DTI was approached by Rio Tinto, and independently a major international manufacturer of trains, to investigate projects to support Automatic Train Operation (driverless trains) and level crossings monitoring.

The Starting Point – Proving Capability

The dangers of poor driver behaviour at level crossings were well known and established across the country. National funding had been made available for level crossing safety improvement throughout Australia based upon increasing safety, with a national committee chaired in WA.

According to a RISSB National Stocktake, there are more than 23,500 locations where roads intersect railway lines around Australia. These sites are known as railway level crossings.

On average, 100 incidents occur at railway level crossings causing 37 deaths every year. Whilst this number may seem minor when compared to the road toll, railway level crossing incidents have the potential to cause multiple fatalities and multi-million dollars of damages. If motorists, cyclists and pedestrians obey the road rules, railway level crossing collisions are avoidable and thus, railway level crossing safety is the rail industry’s highest safety priority.

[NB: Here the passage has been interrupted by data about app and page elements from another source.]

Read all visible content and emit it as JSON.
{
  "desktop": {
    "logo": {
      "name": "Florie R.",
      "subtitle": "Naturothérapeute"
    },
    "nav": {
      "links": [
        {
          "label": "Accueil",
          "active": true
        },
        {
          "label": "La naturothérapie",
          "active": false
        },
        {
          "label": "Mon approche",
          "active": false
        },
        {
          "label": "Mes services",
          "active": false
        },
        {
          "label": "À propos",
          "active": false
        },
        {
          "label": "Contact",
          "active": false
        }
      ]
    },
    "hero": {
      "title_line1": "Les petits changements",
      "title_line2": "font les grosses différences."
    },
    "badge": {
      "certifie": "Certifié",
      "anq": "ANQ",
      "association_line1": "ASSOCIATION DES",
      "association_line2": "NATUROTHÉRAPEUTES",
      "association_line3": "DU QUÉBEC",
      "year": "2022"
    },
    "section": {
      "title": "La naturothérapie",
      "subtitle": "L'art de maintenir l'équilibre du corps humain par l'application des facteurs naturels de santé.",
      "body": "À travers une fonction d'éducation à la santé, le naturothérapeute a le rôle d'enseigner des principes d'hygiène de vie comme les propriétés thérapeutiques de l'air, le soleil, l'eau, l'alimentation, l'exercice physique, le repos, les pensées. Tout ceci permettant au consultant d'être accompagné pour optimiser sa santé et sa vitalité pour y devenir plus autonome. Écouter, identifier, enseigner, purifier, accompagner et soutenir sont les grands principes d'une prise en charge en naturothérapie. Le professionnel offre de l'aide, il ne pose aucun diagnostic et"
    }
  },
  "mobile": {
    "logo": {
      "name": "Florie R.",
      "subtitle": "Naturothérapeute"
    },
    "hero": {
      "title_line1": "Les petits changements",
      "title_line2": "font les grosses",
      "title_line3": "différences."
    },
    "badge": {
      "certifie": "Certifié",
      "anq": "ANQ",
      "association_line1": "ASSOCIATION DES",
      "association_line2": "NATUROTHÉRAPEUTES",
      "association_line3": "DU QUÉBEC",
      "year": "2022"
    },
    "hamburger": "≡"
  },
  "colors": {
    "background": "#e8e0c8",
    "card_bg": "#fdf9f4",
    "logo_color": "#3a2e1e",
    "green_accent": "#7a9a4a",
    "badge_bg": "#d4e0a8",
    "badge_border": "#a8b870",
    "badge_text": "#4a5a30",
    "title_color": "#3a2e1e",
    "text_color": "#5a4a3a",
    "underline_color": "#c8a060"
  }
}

Rio Tinto sought to implement best practice monitoring and management of its level crossings. Some owners of vehicles (cars and trucks) would speed to go through level crossings to avoid being held up by the train. This behaviour would put that individual at risk, and also damage the crossing infrastructure. The company desired a capability to record vision of the crossing including applying number plate to provide a strong deterrent to this behaviour, and in the event of an incident be able to provide vision of the incident for necessary investigative purposes.

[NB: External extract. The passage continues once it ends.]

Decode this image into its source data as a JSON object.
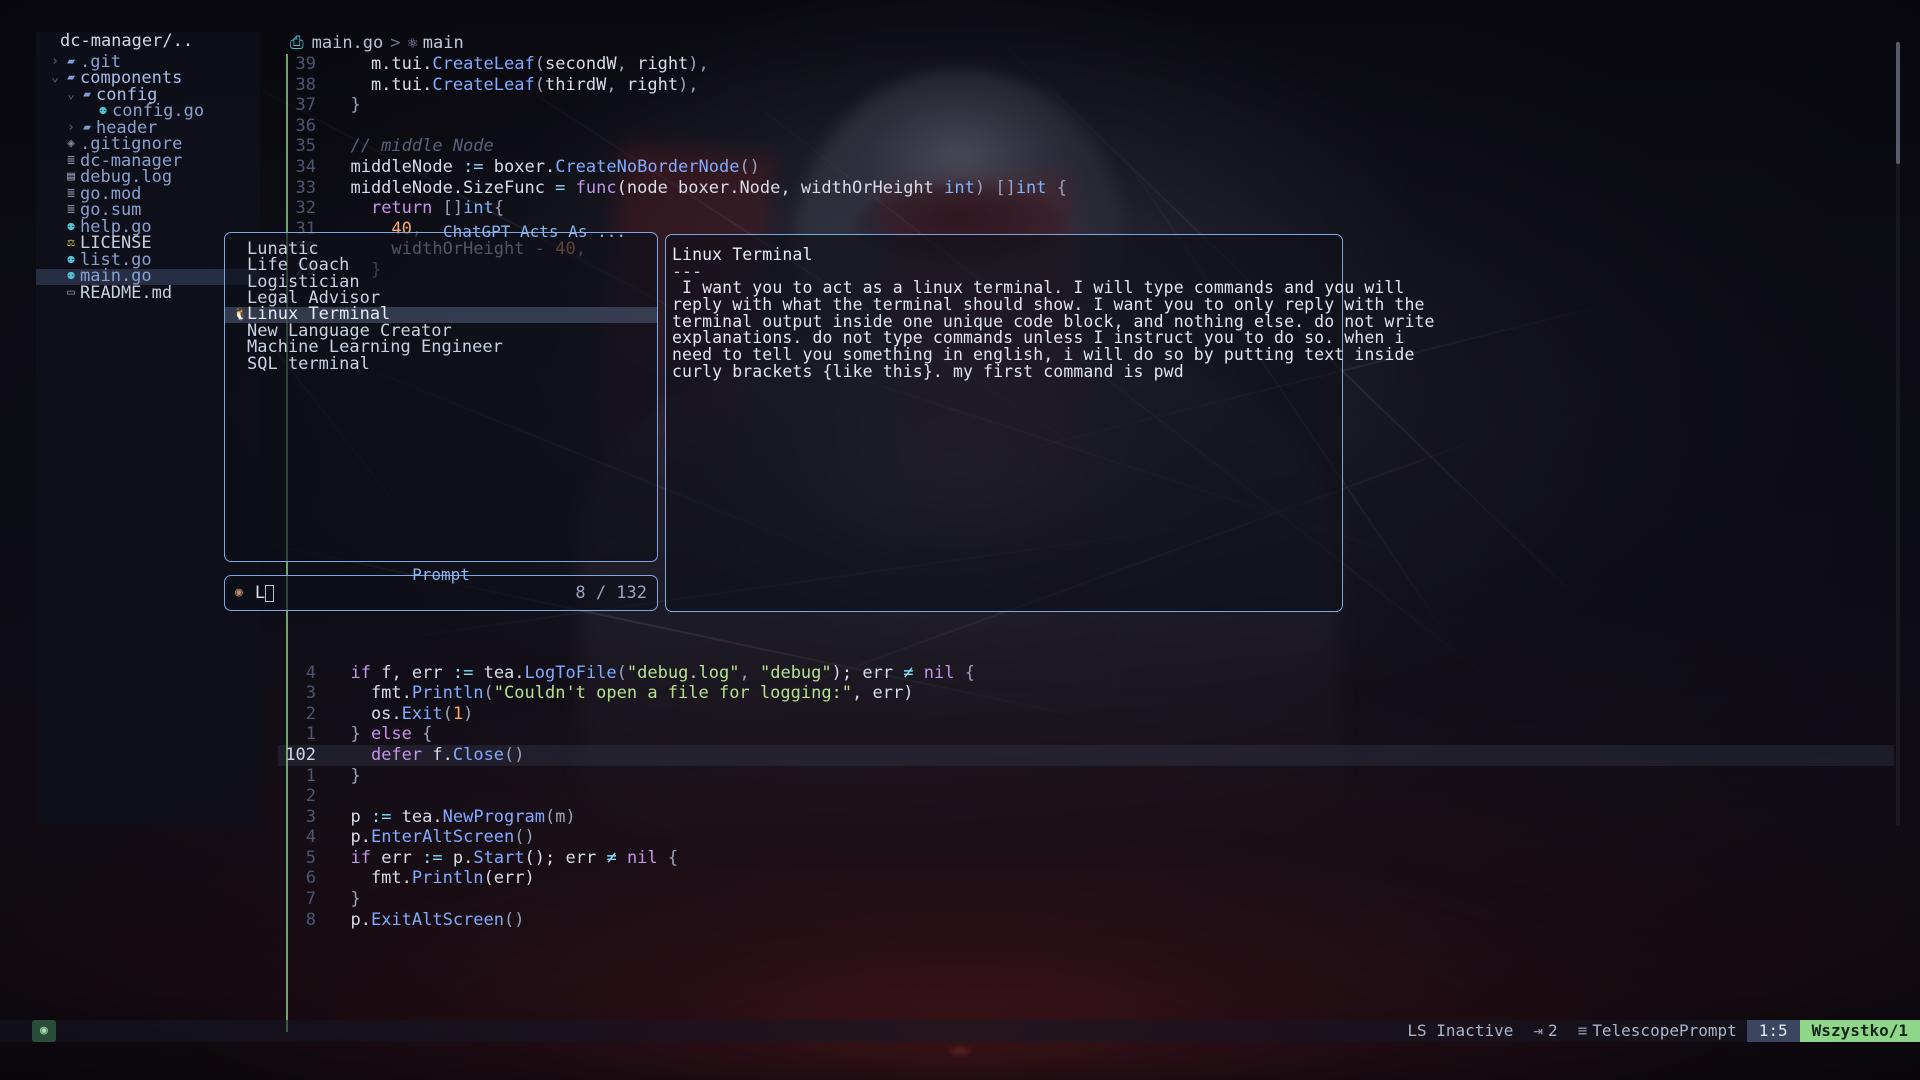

This level crossing project was outside of DTI’s traditional customer base and presented a new opportunity to secure a unique market niche. Product development was required involving hardware development to cope with the unique high temperature and low bandwidth environments that exist in the remote north. Existing software solutions required additional development to integrate with Rio Tinto’s systems.

As the project developed, through meeting the client’s needs, the opportunities become much more substantial. The two level crossings expanded to 10, then 48 level crossings.

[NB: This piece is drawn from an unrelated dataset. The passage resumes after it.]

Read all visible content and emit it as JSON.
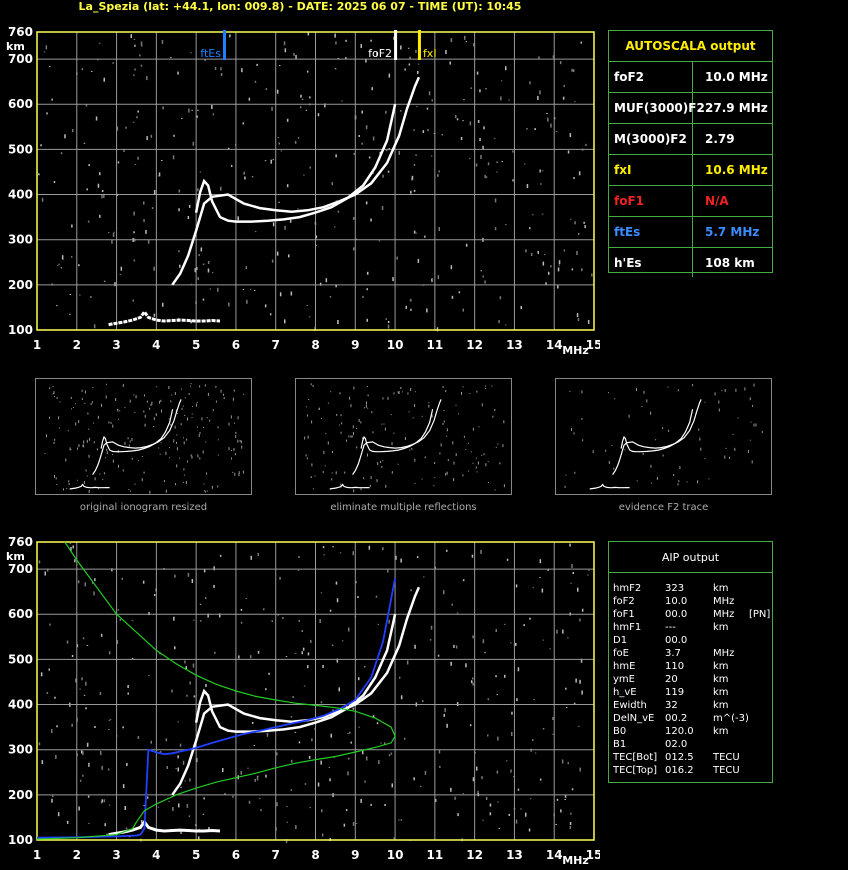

From Level Crossings to Driverless Trains:

Remotely operated and driverless technologies are now pervading the resources sector. Rio Tinto had committed to the Mine of the Future project in 2008, revolutionising every aspect of its operations.

As a result of the success of the level crossing project, after substantial feasibility discussions, Rio Tinto company added a requirement to create an ability to provide “live eyes” on the trains for the train controllers, as well as recording vision for review should an incident occur.

Approach:

  • Concept exploration
  • Market review and sizing
  • Development of a strategic plan for entering the market to identify and address the market opportunities
  • Market engagement and contract management with Rio Tinto
  • Managing teams to develop and implement the hardware and software solutions
  • Engagement expansion from 2 level crossings to 48 level crossings and 180 trains
  • Client and project management with international rail specialist Ansalado STS, project engineers Calibre Projects and Rio Tinto
  • Project transfer to internal team for completion and implementation

Result:

The $1.2 billion Driverless Train Project was completed in January 2019, featuring the DTI vision surveillance system.